What is a clearinghouse?

The life cycle of an insurance claim has four stages:

  • Claims submission and electronic data intechange (EDI)
  • Claims processing
  • Claims adjudication
  • Payment

The life cycle of an insurance claim begins in the providers office when the claims department completes an CMS-1500 claims using medical management software.  In most offices claims are submitted electronically to payers or clearinghouse for processing.  Electric data interchange is the transfer of data from computer to computer between providers and third-party payers in a data format agreed upon by sending and receiving parties.  What is a clearinghouse?  A clearinghouse is a public or private entity that processes or facilitates the processing of nonstandard data elements into standard data elements.  Claims processing involves sorting claims upon submission to collect and verify information about the patient and provider.  After the claim has been approved by the payer’s claims examiner it then goes through what we call the claims adjudication process.  In this part of the process the claim is now compared to payer edits and the patients health plan benefits to verify that everything checks out to be accurate.  After the adjudication process has been finalized, the claim will be either denied or approved for payment.  The provider recieves a remittance advice and an EOB (explanation of benefits) is normally sent to the patient explaining the payment from their insurance and what the patient is responsible for if anything at all.

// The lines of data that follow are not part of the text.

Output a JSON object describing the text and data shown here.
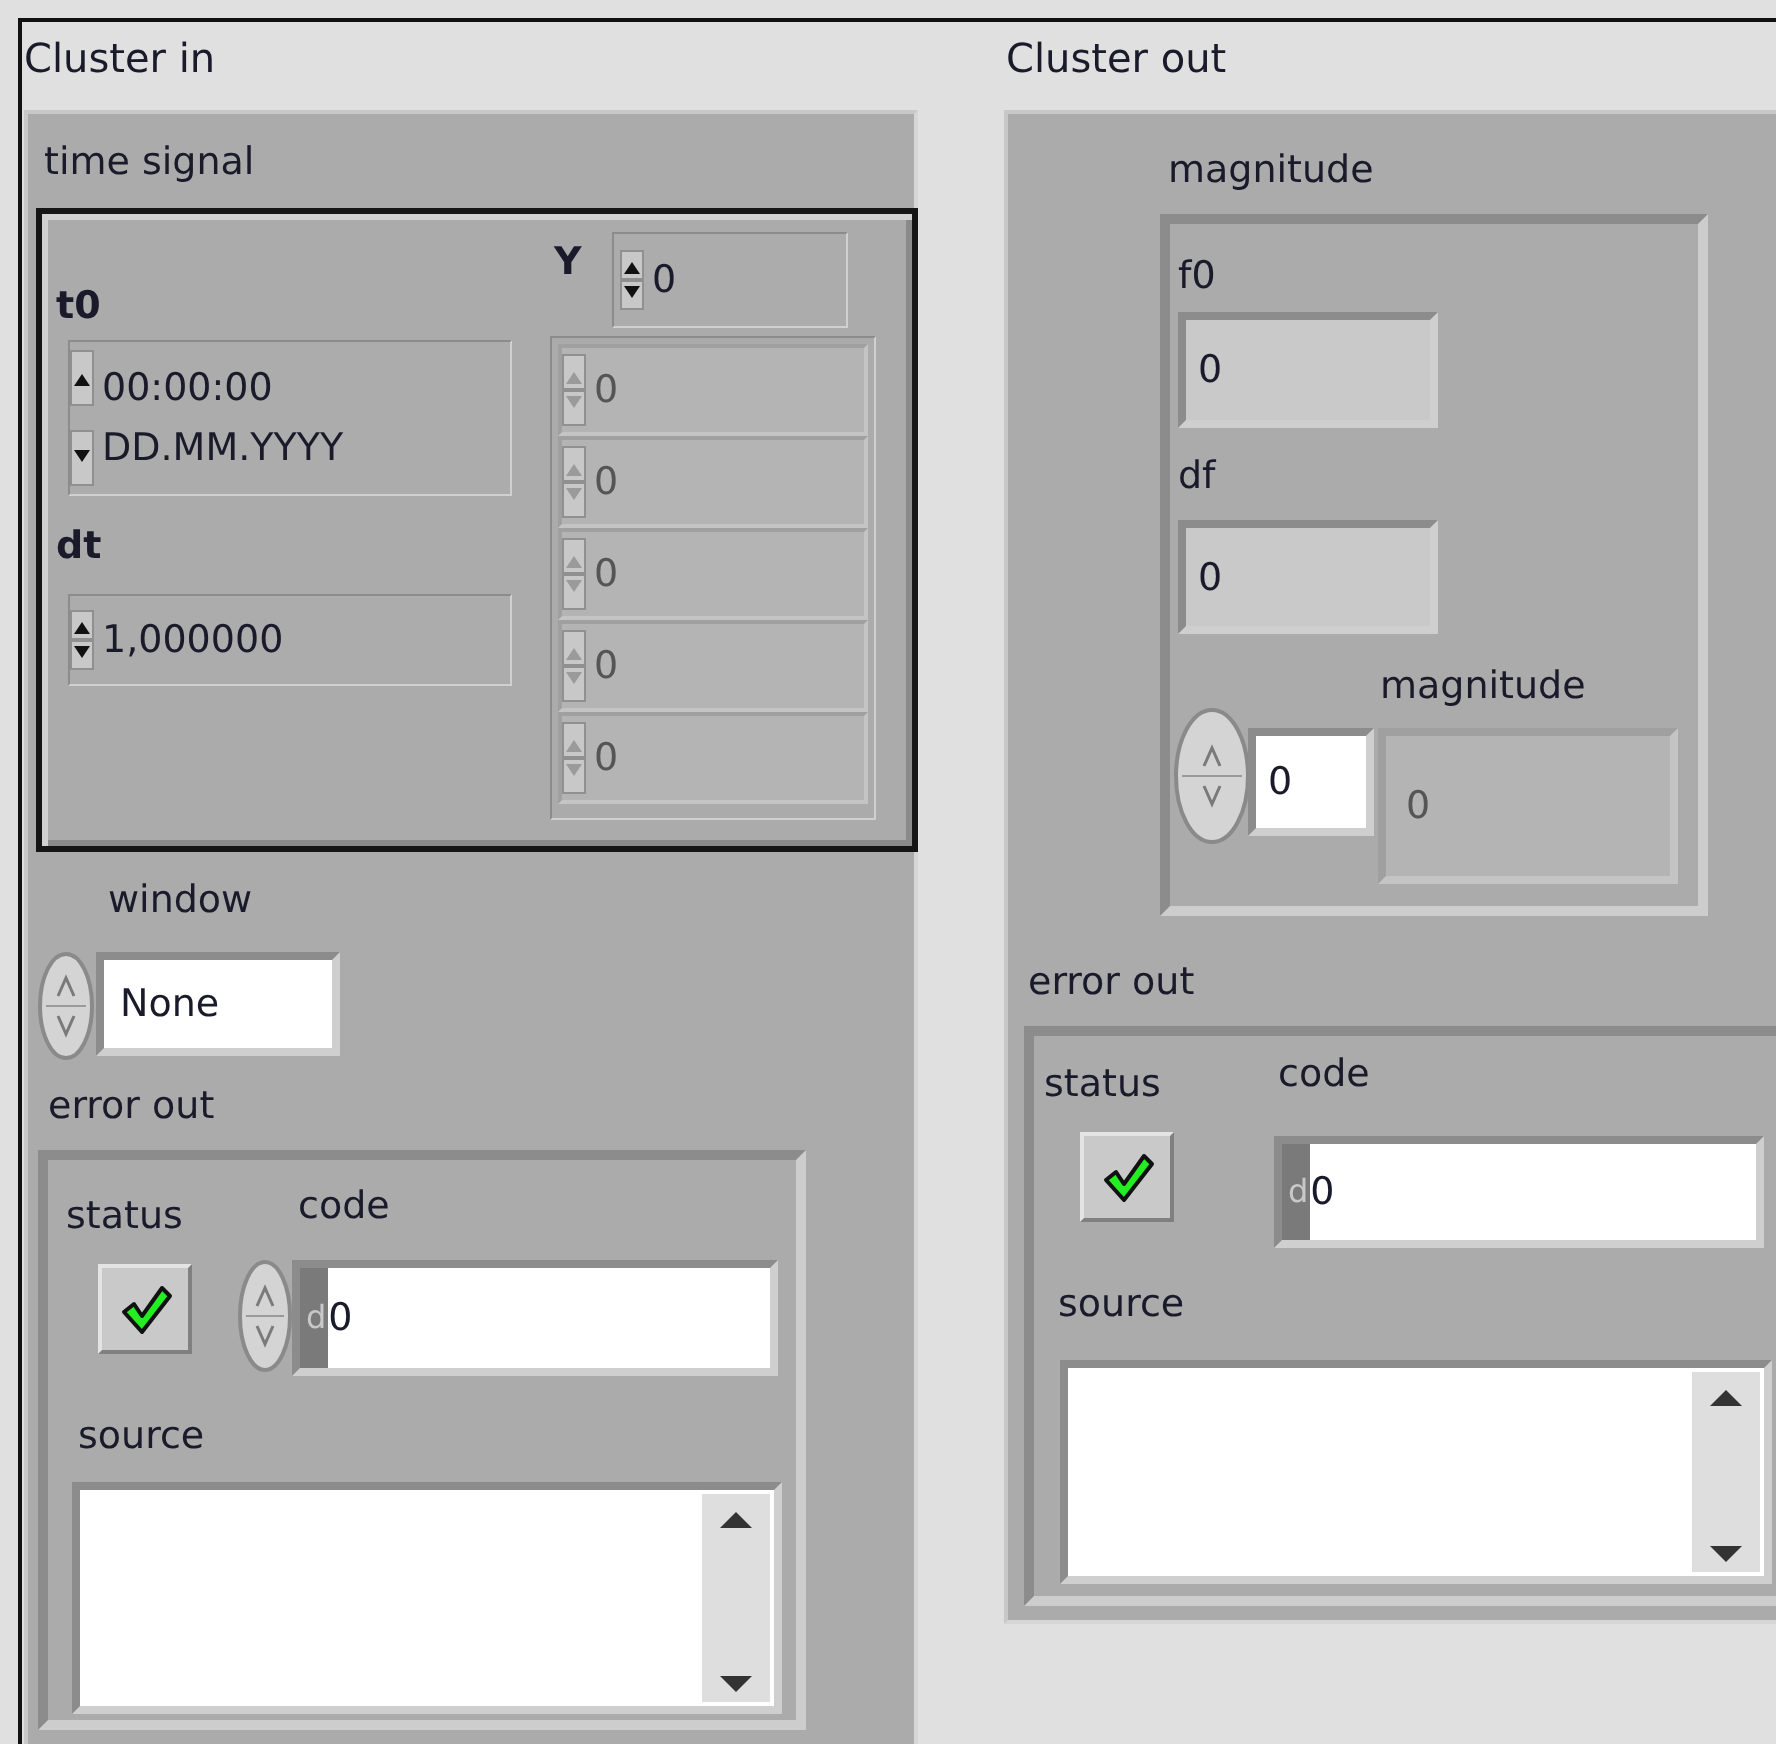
{
  "cluster_in": {
    "label": "Cluster in",
    "time_signal": {
      "label": "time signal",
      "t0": {
        "label": "t0",
        "time": "00:00:00",
        "date": "DD.MM.YYYY"
      },
      "dt": {
        "label": "dt",
        "value": "1,000000"
      },
      "Y": {
        "label": "Y",
        "index": "0",
        "elements": [
          {
            "value": "0",
            "disabled": true
          },
          {
            "value": "0",
            "disabled": true
          },
          {
            "value": "0",
            "disabled": true
          },
          {
            "value": "0",
            "disabled": true
          },
          {
            "value": "0",
            "disabled": true
          }
        ]
      }
    },
    "window": {
      "label": "window",
      "value": "None"
    },
    "error_out": {
      "label": "error out",
      "status": {
        "label": "status",
        "checked": true
      },
      "code": {
        "label": "code",
        "radix": "d",
        "value": "0"
      },
      "source": {
        "label": "source"
      }
    }
  },
  "cluster_out": {
    "label": "Cluster out",
    "magnitude": {
      "label": "magnitude",
      "f0": {
        "label": "f0",
        "value": "0"
      },
      "df": {
        "label": "df",
        "value": "0"
      },
      "array": {
        "label": "magnitude",
        "index": "0",
        "element": {
          "value": "0",
          "disabled": true
        }
      }
    },
    "error_out": {
      "label": "error out",
      "status": {
        "label": "status",
        "checked": true
      },
      "code": {
        "label": "code",
        "radix": "d",
        "value": "0"
      },
      "source": {
        "label": "source"
      }
    }
  }
}
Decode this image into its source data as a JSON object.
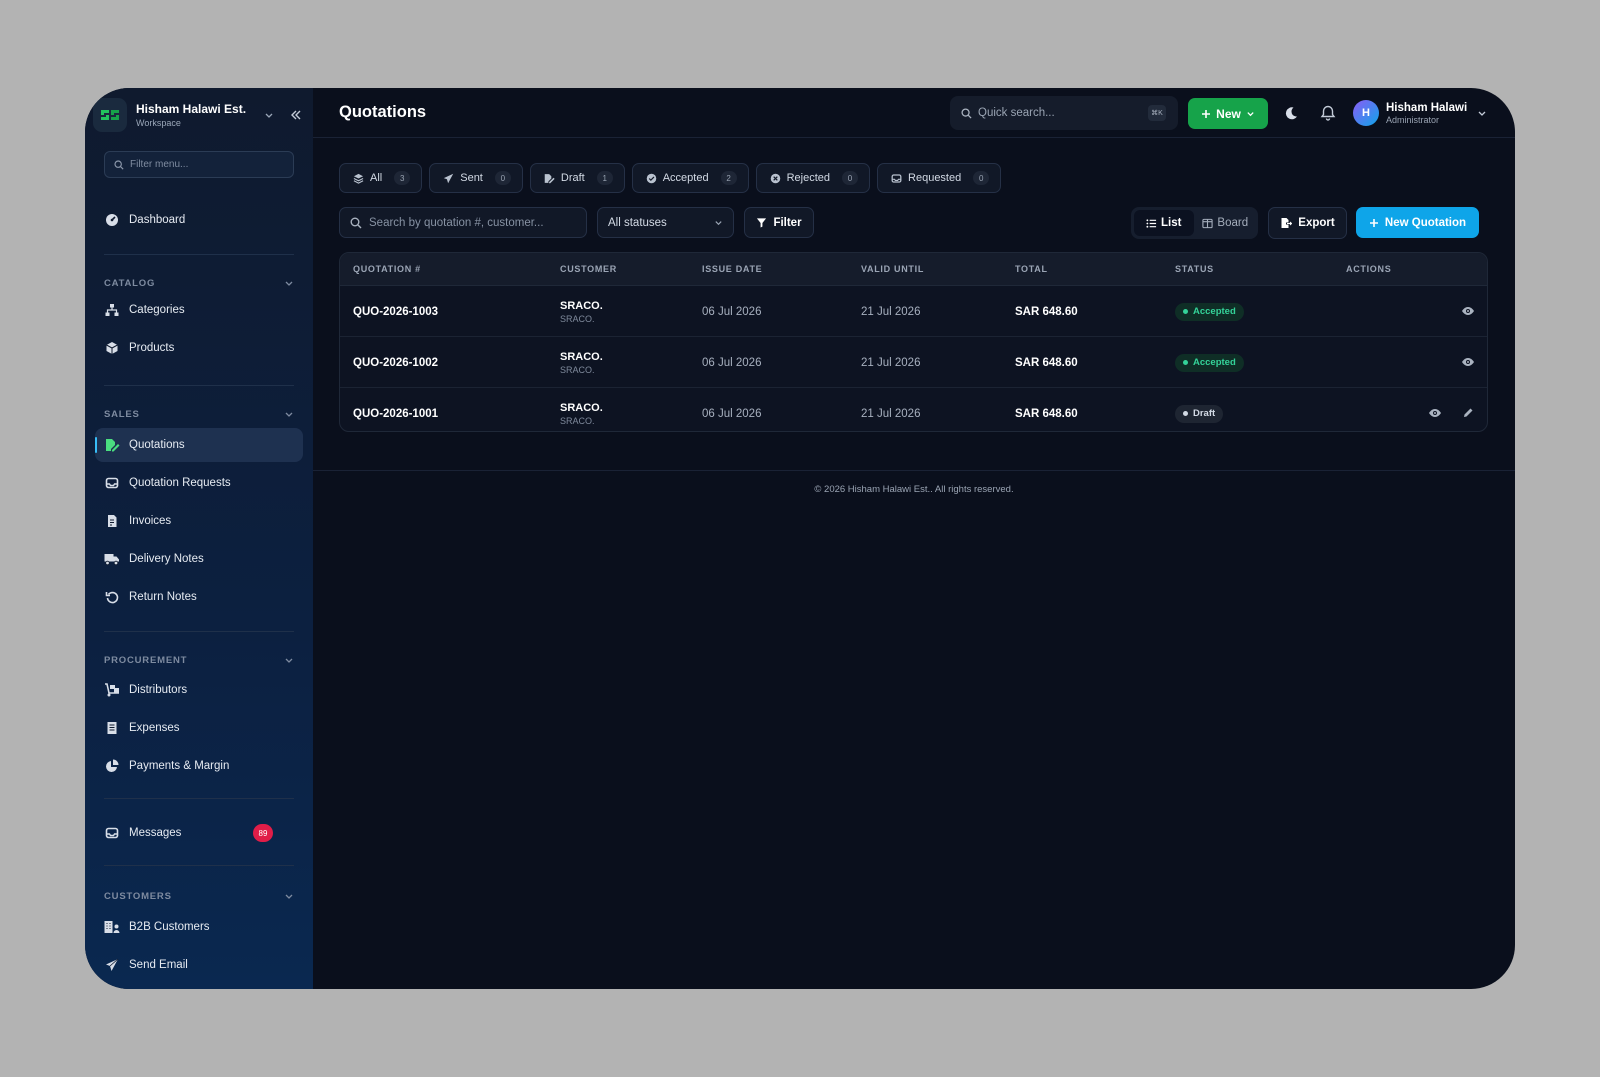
{
  "workspace": {
    "name": "Hisham Halawi Est.",
    "subtitle": "Workspace"
  },
  "sidebar": {
    "filter_placeholder": "Filter menu...",
    "dashboard": "Dashboard",
    "sections": {
      "catalog": "CATALOG",
      "sales": "SALES",
      "procurement": "PROCUREMENT",
      "customers": "CUSTOMERS"
    },
    "items": {
      "categories": "Categories",
      "products": "Products",
      "quotations": "Quotations",
      "quotation_requests": "Quotation Requests",
      "invoices": "Invoices",
      "delivery_notes": "Delivery Notes",
      "return_notes": "Return Notes",
      "distributors": "Distributors",
      "expenses": "Expenses",
      "payments_margin": "Payments & Margin",
      "messages": "Messages",
      "b2b_customers": "B2B Customers",
      "send_email": "Send Email"
    },
    "messages_badge": "89"
  },
  "header": {
    "title": "Quotations",
    "search_placeholder": "Quick search...",
    "shortcut": "⌘K",
    "new_label": "New",
    "user": {
      "initial": "H",
      "name": "Hisham Halawi",
      "role": "Administrator"
    }
  },
  "tabs": [
    {
      "label": "All",
      "count": "3"
    },
    {
      "label": "Sent",
      "count": "0"
    },
    {
      "label": "Draft",
      "count": "1"
    },
    {
      "label": "Accepted",
      "count": "2"
    },
    {
      "label": "Rejected",
      "count": "0"
    },
    {
      "label": "Requested",
      "count": "0"
    }
  ],
  "toolbar": {
    "search_placeholder": "Search by quotation #, customer...",
    "status_select": "All statuses",
    "filter": "Filter",
    "list": "List",
    "board": "Board",
    "export": "Export",
    "new_quotation": "New Quotation"
  },
  "table": {
    "columns": [
      "QUOTATION #",
      "CUSTOMER",
      "ISSUE DATE",
      "VALID UNTIL",
      "TOTAL",
      "STATUS",
      "ACTIONS"
    ],
    "rows": [
      {
        "number": "QUO-2026-1003",
        "customer": "SRACO.",
        "customer_sub": "SRACO.",
        "issue": "06 Jul 2026",
        "valid": "21 Jul 2026",
        "total": "SAR 648.60",
        "status": "Accepted"
      },
      {
        "number": "QUO-2026-1002",
        "customer": "SRACO.",
        "customer_sub": "SRACO.",
        "issue": "06 Jul 2026",
        "valid": "21 Jul 2026",
        "total": "SAR 648.60",
        "status": "Accepted"
      },
      {
        "number": "QUO-2026-1001",
        "customer": "SRACO.",
        "customer_sub": "SRACO.",
        "issue": "06 Jul 2026",
        "valid": "21 Jul 2026",
        "total": "SAR 648.60",
        "status": "Draft"
      }
    ]
  },
  "footer": "© 2026 Hisham Halawi Est.. All rights reserved.",
  "colors": {
    "accent": "#0ea5e9",
    "new_button": "#16a34a",
    "accepted": "#34d399",
    "badge": "#e11d48"
  }
}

Refernces:

Understanding Health Insurance 13th Edition

2nd post

Caron Passley Week 2 Discussion Post 1COLLAPSE

A few key terms to understand before going into how and whys of the life cycle of an insurance claim beginning with CMS1500- a form used to submit Medicare claims previously called the HCFA-1500 (Steiner, J., Pozgar, G. Pg. 730)., claims submission is the electronic or manual transmission of claims data to payers or clearinghouse(a public or private entity that processes or facilitates the processing of nonstandard data elements in to standard data elements and visa versa )for processing; a value-added network (VAN) is clearinghouse that involves value-added vendors, such as banks in the processing of claim; electronic data exchange (EDI) is the computer-to-computer transfer of data between providers and third-party payers (or providers and health care clearinghouses) in a data format agreed upon by sending and receiving parties (Steiner, J., Pozgar, G. Pg. 80-81).. This life cycle starts with the healthcare specialist completing a CMS-1500 using medical management software the submission of a claim to the payer or clearinghouse for processing (this the back and forth of whether a claim is correct, was a procedure authorized, etc )which is where the EDI takes place (the conversion of data from one form to another paper to electronic one electronic format to another) sometimes through VAN clearinghouses which is when the processing of payments is done directly with banks etc for the providers payment convenience.

Reference:

Steiner, J., Pozgar, G., McConnell, C., Schultz, H., Young, K., Mosley, G., Joos, I., Buchbinder,S., Buchbinder, S., and Shanks, N. HIPAA Compliance in HealthCare. Security and Management of Health Information. Burlington, MA: Jones & Bartlett Learning.